Last week, I had the opportunity to travel to Toronto with Steve Walker and Pat Gibbons to talk with a healthcare company about their customer strategies. We talked about how customer relationships have two sides. And, how many organizations spend significant time and resources on understanding what customers want and what customers value, but they often lack the tools needed to evaluate the value they receive from their customers.
A couple years ago, Mark Walker, a colleague from Walker Information, developed a tool called Value Map. The purpose of the value map is to plot the mutual value of customer relationships - mutual value being the value customers receive from the products and services they purchase and the value companies receive from their customers.
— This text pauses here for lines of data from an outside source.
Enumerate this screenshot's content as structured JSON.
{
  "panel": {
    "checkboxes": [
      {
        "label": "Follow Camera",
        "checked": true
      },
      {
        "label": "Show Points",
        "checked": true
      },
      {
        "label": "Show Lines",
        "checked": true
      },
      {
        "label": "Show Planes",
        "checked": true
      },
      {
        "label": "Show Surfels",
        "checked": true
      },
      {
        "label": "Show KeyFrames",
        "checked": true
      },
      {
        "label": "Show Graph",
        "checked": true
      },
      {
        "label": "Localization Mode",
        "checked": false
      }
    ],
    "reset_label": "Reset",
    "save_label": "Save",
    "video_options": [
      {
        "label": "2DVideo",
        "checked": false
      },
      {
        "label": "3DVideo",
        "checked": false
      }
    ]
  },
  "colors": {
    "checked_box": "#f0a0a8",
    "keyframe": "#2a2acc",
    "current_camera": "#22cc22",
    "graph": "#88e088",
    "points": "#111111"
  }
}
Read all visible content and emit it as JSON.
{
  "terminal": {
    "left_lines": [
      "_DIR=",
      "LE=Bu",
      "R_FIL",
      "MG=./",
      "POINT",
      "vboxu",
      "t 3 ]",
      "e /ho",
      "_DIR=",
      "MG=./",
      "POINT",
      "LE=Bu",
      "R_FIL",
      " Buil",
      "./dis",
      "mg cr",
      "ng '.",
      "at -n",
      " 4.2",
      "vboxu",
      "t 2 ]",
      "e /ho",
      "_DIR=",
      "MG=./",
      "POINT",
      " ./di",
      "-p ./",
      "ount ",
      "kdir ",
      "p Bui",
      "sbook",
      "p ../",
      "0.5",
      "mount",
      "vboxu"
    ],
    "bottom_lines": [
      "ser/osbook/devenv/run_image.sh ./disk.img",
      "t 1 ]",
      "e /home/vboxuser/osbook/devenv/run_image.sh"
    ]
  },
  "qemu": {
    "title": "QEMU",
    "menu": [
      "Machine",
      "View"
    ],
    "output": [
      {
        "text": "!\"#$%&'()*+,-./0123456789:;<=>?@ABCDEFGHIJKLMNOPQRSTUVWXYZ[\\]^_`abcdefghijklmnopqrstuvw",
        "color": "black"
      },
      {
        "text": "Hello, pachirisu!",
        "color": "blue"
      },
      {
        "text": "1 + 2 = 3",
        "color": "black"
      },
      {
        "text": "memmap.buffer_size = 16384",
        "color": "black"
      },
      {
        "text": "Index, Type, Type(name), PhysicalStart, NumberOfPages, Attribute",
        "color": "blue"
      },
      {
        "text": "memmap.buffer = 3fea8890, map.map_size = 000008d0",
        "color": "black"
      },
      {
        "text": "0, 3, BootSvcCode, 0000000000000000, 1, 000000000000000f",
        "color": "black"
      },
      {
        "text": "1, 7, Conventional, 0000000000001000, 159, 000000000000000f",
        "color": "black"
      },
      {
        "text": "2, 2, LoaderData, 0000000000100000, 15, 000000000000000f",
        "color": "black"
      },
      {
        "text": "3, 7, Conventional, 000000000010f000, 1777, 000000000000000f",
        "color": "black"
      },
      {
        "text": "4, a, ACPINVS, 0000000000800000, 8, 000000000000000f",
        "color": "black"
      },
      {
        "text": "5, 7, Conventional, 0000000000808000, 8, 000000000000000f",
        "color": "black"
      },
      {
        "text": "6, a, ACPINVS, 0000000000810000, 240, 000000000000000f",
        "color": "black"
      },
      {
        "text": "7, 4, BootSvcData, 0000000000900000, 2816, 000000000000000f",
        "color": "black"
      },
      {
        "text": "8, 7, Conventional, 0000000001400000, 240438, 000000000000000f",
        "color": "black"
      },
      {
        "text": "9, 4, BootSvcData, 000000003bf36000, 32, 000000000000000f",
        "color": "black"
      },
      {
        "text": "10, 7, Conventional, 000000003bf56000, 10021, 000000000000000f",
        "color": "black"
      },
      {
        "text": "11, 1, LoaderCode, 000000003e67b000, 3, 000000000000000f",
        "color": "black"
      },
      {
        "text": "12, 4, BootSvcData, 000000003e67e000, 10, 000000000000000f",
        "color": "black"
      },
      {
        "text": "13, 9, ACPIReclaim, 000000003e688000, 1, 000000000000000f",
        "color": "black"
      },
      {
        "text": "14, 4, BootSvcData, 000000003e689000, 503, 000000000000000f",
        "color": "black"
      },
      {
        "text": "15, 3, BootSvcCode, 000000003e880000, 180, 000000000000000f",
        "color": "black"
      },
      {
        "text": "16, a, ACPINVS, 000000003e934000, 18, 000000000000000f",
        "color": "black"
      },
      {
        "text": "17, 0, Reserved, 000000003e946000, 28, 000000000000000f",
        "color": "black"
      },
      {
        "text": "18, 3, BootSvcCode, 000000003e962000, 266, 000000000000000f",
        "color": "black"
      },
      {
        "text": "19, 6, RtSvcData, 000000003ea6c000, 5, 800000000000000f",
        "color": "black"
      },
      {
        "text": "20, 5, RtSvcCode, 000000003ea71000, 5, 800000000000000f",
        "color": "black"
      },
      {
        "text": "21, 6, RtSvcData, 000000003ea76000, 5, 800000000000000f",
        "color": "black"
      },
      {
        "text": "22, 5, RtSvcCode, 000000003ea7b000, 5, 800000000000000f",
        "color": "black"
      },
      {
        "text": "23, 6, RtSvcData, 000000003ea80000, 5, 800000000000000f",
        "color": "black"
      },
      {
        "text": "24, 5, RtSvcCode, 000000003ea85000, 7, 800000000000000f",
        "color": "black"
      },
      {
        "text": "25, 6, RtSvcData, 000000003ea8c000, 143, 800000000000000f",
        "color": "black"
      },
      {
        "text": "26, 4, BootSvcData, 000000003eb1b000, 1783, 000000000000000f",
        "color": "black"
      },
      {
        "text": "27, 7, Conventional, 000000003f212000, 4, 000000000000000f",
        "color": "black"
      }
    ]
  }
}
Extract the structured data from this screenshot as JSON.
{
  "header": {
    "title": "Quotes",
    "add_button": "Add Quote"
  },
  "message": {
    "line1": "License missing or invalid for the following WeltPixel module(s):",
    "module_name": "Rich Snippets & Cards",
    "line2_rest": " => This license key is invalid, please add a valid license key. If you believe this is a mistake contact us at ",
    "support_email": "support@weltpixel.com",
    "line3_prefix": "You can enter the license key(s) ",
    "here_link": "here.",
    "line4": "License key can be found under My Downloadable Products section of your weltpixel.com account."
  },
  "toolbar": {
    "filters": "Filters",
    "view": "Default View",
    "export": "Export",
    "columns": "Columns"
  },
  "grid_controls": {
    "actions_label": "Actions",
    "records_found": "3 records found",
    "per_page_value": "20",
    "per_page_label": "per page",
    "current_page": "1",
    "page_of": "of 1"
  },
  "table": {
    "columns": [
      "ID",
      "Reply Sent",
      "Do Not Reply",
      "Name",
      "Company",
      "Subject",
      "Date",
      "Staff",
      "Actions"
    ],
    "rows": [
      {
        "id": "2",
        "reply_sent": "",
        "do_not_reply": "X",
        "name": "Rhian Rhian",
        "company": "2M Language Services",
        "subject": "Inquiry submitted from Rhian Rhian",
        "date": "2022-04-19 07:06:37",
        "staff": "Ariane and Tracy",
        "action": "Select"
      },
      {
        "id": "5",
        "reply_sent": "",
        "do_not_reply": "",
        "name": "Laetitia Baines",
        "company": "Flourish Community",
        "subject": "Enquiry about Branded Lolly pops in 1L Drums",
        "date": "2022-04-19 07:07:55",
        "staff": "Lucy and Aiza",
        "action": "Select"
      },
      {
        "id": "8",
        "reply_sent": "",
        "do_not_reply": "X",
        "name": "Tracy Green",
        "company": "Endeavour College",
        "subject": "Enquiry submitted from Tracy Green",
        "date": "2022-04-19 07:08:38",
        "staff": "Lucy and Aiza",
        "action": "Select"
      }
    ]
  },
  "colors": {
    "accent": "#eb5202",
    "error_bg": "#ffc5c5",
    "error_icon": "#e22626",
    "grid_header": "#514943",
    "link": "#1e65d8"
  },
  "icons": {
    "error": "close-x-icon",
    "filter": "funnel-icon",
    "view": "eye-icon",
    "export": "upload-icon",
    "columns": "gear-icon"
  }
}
Its application is to build customer strategies that are aligned with business objectives and to allocate the appropriate resources to maximize the outcome of those strategies.
When we talk with companies about the value map we often learn that they have metrics that are used to determine the value of a customer. However, these metrics tend to be short sided and misaligned with the vision of the company. For example, many organizations value customers based on revenue. This metric alone does not provide all of the necessary information that one needs. For example, it does not indicate whether or not the relationship is profitable. Nor, does it indicate if there is opportunity for additional revenue.
Instead of looking soley at revenue or another financial indicator to determine the value of a customer, we recommend expanding the perspective and looking at 3Ps - Payoff, Potential, and Partnership. By understanding the 3Ps for each key customer relationship, organizations can align the appropriate resources and build customer strategies to enable their success with customers.
What do you think? What should be considered when determining the value of a customer?
Note: This post was originally published in Customer Connection on 12/11/2008.